Green Living; Part of the Biblical Narrative, Part of the Christian Life. An Interview with Ruth Valerio, Part One

Submitted by Movement Magazine on Wednesday, August 30, 2017 - 11:10

Ruth Valerio is the Global Advocacy and Influencing Director at Tearfund, a charity working to eradicate extreme poverty in the world. Before working at Tearfund, Ruth worked as Churches and Theology Director for A Rocha UK, a Christian charity which works to protect and restore the natural world. She studied at King’s College London and lives in Chichester with her husband and two daughters.

Hi Ruth! Thanks for taking the time to talk to us. Firstly, could you tell us a bit about yourself and your work?

My official title is Global Advocacy and Influencing Ambassador at Tearfund, and that means that I oversee the work that we do as an organisation around campaigning and influencing to make a difference on the issues that cause extreme poverty. A lot of the work we do at Tearfund is that really practical, hands-on in-country poverty relief, but we recognise that underlying all of the problems that we encounter and know are happening on the ground, there are a whole load of reasons why extreme poverty is happening. So my team is focused on not just trying to tackle it themselves, but trying to motivate the church, both in this country and in other countries around the world, to get stuck in on the issues that cause poverty.

There are a whole range of different things that we look at, but one of the main ones is of course climate change. Climate change is the biggest driver of human poverty today let alone the biggest driver of environmental problems. As an organisation which is interested in tackling poverty and following Jesus where the need is greatest, you cannot look at where the need is greatest without looking at climate change because it is so interlinked. I have about sixty people in my team and we are engaged with a whole range of different things.

Before my current role I worked for A Rocha, which is a Christian environmental charity, and I was their Churches and Theology Director. Similarly, I was working with churches to help them get engaged and motivated around environmental issues.

How do you put your faith into action through your work?

I’ve always been really blessed in that for me, the work that I have done has always been an outworking of my faith. Right from the start when I left university I’ve never followed a conventional career path, though there is nothing wrong with following a career path! I have always been convinced that whatever I do work wise should be part of my calling; part of what I think God is asking me to do with my life and not a separate thing. The lines between my work life and my calling have always been blurred.

A lot of what I have done has been around environmental injustice issues and speaking, teaching, writing and helping people understand where caring for the earth and caring for other people is an integrated part of the Christian faith. So that led me to work with A Rocha, which is an organisation that is doing just that. The job I have now is clearly an outworking of my desire to see the kingdom of God come to this earth. I think Tearfund plays a key role in that.

Who or what inspired you to be interested in environmental issues?

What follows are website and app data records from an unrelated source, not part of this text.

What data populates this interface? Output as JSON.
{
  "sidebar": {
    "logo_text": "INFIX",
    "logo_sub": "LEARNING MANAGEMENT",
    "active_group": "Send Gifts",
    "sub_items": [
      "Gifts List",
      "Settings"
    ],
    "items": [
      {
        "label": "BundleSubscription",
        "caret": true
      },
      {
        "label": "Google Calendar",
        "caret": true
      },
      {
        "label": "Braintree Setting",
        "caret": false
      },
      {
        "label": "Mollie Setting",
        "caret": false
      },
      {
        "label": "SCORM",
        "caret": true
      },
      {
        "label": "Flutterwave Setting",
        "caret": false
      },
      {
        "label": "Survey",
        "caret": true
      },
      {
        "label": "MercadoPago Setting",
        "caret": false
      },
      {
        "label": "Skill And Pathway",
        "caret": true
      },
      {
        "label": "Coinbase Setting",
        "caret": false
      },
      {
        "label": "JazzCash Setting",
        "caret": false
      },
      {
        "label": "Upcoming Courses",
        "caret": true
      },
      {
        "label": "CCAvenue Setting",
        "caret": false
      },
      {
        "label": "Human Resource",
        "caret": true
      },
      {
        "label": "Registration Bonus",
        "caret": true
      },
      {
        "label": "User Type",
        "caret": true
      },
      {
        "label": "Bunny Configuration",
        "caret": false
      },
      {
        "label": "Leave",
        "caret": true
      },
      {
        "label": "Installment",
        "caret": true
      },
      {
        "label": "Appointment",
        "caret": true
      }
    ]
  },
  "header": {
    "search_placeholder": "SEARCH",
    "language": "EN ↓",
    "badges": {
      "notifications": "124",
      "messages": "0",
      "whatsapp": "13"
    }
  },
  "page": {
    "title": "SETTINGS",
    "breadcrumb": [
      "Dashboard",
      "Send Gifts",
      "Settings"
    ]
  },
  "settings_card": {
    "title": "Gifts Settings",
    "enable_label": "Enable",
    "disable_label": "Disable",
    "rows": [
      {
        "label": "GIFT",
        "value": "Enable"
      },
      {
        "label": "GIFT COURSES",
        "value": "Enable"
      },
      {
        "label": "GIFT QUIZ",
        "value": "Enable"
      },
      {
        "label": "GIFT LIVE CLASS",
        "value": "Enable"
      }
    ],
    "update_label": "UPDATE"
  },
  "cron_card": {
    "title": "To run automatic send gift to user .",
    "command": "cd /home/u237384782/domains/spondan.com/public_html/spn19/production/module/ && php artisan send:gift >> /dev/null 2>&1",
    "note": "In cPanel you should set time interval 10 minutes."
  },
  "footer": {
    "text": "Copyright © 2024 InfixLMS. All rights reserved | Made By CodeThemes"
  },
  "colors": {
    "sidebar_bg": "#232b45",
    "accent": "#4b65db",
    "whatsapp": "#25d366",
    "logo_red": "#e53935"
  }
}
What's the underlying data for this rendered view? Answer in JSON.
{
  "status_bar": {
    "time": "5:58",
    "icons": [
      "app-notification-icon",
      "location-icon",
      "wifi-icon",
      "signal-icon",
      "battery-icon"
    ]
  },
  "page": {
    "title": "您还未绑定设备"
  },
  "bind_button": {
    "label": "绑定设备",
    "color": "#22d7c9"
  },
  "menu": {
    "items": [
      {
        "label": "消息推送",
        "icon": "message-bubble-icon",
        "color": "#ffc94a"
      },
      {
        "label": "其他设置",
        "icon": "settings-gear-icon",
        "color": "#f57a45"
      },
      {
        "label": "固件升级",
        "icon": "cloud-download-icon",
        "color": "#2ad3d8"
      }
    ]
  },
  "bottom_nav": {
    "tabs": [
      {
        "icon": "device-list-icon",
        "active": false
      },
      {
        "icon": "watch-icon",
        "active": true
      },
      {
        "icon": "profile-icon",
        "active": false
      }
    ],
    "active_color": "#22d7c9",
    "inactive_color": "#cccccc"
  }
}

It was someone in my church who wrote a little booklet about what the Bible says about caring for the earth.  I read that when I was at university, and I would say it was like a second conversion for me. I remember where I was when I read this book. For the first time I really saw and understood how caring for the earth and caring for the environment is part of the biblical narrative, and part of the Christian life. Caring for the environment is not a fringe extra for a few weird people over in the corner who are interested. It is an absolutely essential part of the Christian faith. In the Bible there is this green thread that runs all the way through the narrative. I saw there that caring for this world is a part of what it means to worship God, be fully human and to fully worship Jesus. So this chap Chris in my church was the foundational influence who set me off on the path that the rest of my adult life has taken.

From that there have been a whole range of different people, from key writers and thinkers to different people living it out in different ways who provided me with a great example. I would look at something someone was doing and think if they can live that way I can do likewise. So, wonderful people who inspired me just by the way that they were living. So there has been a whole range of different people who have inspired and influenced me along this route.

What have been the biggest challenges or difficulties you have faced while thinking about environmental issues?

It has become a bit easier now as it is a bit more mainstream. When I first started thinking about these things around 20 years ago, I realised that it was not enough just to give my money to a charity or to campaign. I realised that these actions were hypocritical if I was not making changes in my own life too. So I saw that I needed to live differently and change the way that I lived so that I was doing as little damage as possible to God’s world and all its inhabitants – both human and other than human. Back then it really wasn’t something that the church was engaged with at all. So as a Christian trying to live in a different way, people really didn’t get it. The biggest challenge hasn’t been individual things to do but the whole scale change to my life.

It’s been difficult living in a society that pushes against that. We live in this consumerist society that wants us to consume and wants us to live in a particular way. When we make a decision to do a different thing it is a really hard thing to do. So one of the biggest challenges for me has been just to keep going. I have been trying to live differently for about 20 years now, and always looking for what the next thing I can do is. Not giving up and being prepared to have that tenacity to keep going has been important.


An Interview with Ruth Valiero, Part Two.

Tags: Faith in ActionEnvironment